■ **What you are asked to do**:
If a line in the entries below contains "Dokumente", copy it.

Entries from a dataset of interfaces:
==================================================
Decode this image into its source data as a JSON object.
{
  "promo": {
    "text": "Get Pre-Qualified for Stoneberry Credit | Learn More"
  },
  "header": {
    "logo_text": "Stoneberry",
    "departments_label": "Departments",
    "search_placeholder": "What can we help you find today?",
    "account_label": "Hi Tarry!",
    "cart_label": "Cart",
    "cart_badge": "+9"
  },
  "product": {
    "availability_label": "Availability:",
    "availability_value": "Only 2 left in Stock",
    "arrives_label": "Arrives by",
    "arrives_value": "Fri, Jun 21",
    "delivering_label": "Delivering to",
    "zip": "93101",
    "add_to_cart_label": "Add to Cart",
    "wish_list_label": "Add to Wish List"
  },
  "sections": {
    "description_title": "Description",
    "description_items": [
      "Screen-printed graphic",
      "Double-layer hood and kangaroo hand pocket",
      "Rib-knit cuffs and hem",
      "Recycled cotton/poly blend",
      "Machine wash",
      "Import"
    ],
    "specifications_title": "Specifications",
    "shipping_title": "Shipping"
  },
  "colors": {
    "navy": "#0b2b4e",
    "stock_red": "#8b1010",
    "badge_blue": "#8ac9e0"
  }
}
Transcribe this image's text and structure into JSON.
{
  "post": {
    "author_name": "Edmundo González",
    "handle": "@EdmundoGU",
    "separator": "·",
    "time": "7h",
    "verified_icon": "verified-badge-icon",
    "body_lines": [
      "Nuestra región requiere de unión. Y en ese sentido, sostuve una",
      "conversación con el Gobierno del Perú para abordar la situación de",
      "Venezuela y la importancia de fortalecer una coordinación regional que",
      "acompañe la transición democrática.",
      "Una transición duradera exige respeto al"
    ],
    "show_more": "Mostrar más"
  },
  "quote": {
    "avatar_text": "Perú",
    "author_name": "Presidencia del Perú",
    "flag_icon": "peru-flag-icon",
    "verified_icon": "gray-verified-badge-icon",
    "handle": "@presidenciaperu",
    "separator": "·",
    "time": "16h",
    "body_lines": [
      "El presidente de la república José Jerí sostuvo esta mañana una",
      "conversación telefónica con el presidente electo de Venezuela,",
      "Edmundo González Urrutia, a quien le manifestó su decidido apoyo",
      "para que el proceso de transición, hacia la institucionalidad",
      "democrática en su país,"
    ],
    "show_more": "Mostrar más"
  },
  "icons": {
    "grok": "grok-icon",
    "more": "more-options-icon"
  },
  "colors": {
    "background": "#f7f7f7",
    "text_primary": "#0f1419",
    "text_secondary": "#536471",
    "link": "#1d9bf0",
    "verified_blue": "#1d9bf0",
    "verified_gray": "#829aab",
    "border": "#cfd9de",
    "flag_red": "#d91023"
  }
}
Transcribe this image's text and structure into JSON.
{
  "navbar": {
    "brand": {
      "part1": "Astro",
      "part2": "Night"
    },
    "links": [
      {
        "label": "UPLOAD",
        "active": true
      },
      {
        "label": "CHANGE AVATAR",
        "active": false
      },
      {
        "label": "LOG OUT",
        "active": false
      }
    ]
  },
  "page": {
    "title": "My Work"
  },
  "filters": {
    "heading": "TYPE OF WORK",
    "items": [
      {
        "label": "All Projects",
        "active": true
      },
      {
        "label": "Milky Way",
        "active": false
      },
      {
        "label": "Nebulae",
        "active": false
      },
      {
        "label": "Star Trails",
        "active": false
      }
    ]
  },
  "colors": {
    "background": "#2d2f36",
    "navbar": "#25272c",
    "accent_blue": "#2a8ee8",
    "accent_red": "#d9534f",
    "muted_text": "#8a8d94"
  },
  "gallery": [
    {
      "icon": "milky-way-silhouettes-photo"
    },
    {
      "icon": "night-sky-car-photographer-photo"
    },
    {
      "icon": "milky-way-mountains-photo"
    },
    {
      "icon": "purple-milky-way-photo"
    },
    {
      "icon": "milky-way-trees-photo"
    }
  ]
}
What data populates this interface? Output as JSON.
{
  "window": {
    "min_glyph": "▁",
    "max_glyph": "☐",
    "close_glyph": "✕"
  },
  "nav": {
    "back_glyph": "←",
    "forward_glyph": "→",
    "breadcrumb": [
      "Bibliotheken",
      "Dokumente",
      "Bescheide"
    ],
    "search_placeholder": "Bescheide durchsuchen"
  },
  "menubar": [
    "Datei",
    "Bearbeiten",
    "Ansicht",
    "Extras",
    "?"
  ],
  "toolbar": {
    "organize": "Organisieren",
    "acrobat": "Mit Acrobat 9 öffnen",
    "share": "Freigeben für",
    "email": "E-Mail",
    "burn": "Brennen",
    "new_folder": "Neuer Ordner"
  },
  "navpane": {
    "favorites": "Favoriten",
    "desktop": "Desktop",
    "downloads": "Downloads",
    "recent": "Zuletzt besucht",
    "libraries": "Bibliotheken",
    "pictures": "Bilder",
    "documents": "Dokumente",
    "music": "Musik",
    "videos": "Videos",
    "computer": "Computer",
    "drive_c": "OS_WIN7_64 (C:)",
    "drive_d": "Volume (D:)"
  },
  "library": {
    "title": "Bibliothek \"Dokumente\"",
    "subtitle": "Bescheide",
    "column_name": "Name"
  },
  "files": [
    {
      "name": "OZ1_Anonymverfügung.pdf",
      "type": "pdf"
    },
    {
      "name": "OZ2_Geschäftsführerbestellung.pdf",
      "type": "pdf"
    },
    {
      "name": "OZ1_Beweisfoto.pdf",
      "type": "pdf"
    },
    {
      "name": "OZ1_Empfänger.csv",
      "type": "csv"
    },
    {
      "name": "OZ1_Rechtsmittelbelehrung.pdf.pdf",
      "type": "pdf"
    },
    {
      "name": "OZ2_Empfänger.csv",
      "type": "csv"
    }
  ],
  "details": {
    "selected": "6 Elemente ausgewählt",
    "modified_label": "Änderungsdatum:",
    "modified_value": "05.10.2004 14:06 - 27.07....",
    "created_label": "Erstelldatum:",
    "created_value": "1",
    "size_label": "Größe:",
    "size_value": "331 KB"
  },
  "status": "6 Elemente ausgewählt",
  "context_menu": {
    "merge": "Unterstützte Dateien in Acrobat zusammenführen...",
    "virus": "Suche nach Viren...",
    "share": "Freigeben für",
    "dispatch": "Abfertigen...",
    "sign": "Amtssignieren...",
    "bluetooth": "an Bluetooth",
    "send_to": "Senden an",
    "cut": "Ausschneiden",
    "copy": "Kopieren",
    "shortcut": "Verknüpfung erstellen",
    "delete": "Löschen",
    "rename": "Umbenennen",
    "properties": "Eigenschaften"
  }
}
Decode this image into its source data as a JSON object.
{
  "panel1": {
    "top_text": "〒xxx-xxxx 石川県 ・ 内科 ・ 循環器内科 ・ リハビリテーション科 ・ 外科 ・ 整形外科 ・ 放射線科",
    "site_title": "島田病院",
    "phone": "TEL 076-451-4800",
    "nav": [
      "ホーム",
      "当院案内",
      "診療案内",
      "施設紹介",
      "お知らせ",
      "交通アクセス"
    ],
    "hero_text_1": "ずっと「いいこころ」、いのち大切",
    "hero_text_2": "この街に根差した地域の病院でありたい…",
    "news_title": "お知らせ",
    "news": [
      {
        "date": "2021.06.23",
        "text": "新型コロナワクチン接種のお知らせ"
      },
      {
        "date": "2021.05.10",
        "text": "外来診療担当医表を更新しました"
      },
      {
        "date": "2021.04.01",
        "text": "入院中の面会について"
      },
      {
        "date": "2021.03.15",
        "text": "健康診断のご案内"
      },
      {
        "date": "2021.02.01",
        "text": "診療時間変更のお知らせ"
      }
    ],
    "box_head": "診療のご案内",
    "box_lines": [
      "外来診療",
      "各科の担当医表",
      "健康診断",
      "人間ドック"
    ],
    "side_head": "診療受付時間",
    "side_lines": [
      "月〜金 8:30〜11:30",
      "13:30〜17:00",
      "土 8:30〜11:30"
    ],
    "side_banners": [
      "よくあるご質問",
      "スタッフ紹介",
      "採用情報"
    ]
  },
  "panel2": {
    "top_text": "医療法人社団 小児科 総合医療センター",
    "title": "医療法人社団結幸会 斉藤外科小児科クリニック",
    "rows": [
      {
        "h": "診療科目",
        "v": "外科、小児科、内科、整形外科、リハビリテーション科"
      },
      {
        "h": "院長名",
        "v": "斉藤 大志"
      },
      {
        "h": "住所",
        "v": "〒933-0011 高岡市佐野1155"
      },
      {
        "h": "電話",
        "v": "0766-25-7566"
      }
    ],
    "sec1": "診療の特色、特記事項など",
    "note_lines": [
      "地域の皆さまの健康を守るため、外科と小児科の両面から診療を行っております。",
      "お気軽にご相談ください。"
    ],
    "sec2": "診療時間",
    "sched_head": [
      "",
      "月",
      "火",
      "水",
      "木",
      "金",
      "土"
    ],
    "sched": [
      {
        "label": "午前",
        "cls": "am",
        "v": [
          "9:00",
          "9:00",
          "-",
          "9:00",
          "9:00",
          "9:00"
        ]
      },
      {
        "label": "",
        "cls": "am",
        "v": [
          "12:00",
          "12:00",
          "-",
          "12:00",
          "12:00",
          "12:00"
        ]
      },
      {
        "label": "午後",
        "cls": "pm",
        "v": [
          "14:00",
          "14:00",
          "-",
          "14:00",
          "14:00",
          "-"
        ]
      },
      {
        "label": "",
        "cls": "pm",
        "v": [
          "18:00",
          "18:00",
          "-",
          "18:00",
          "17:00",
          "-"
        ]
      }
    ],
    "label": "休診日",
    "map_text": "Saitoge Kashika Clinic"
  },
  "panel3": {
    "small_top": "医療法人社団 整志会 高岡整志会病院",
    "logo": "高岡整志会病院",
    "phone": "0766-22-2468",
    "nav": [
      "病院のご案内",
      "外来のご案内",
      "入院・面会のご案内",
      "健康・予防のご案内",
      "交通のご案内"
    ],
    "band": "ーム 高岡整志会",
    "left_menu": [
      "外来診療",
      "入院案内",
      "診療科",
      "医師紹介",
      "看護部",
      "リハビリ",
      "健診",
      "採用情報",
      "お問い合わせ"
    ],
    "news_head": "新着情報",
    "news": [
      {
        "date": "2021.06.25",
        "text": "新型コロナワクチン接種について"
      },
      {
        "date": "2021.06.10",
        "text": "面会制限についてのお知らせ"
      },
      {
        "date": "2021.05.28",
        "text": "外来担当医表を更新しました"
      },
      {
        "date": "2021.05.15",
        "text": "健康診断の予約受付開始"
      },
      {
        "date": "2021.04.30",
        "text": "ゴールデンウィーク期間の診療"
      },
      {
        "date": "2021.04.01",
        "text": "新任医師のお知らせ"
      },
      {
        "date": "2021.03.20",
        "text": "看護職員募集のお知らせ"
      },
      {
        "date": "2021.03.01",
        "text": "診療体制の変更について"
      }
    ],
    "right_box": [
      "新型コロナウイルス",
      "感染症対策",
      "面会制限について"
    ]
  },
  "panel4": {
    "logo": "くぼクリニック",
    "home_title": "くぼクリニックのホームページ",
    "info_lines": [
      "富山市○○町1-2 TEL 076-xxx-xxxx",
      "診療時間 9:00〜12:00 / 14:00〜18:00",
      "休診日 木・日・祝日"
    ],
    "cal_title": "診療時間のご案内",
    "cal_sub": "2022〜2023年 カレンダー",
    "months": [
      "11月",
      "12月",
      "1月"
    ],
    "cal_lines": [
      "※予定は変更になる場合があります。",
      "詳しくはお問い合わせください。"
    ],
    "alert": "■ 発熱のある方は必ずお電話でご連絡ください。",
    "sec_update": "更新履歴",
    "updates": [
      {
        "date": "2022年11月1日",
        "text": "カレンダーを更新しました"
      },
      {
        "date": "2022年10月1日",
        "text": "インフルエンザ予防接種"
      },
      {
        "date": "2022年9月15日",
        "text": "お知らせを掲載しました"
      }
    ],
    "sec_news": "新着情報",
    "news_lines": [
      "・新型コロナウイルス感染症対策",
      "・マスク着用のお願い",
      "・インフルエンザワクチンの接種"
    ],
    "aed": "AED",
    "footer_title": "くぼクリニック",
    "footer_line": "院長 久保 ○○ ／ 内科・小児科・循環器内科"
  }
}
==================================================
■ **Completed task**:
      "Dokumente",
    "documents": "Dokumente",
    "title": "Bibliothek \"Dokumente\"",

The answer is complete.